## The task
Go through the records and report each line in which the word "your" occurs.

--------------------------------

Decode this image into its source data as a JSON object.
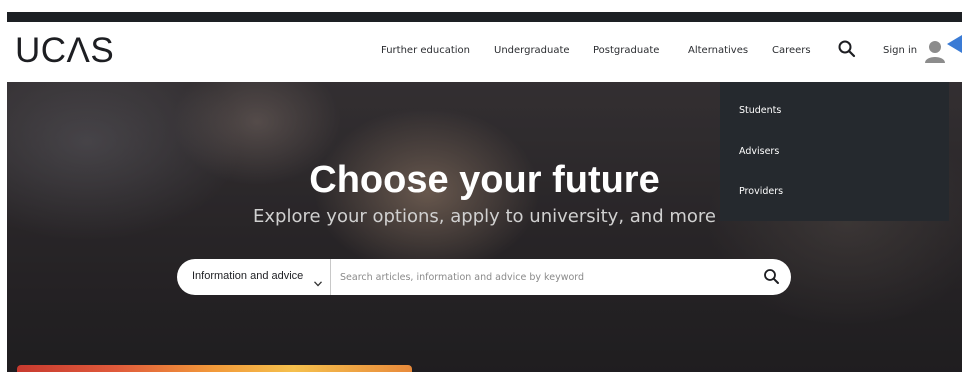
{
  "brand": {
    "logo_text": "UCΛS"
  },
  "nav": {
    "items": [
      {
        "label": "Further education"
      },
      {
        "label": "Undergraduate"
      },
      {
        "label": "Postgraduate"
      },
      {
        "label": "Alternatives"
      },
      {
        "label": "Careers"
      }
    ],
    "sign_in": "Sign in"
  },
  "hero": {
    "title": "Choose your future",
    "subtitle": "Explore your options, apply to university, and more"
  },
  "search": {
    "category": "Information and advice",
    "placeholder": "Search articles, information and advice by keyword"
  },
  "signin_menu": {
    "items": [
      {
        "label": "Students"
      },
      {
        "label": "Advisers"
      },
      {
        "label": "Providers"
      }
    ]
  },
  "colors": {
    "topbar": "#1d2024",
    "dropdown_bg": "#25292e",
    "text_dark": "#1d1e22",
    "pointer_blue": "#3a7bd5"
  }
}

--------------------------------

## Exercise answer
    "title": "Choose your future",
    "subtitle": "Explore your options, apply to university, and more"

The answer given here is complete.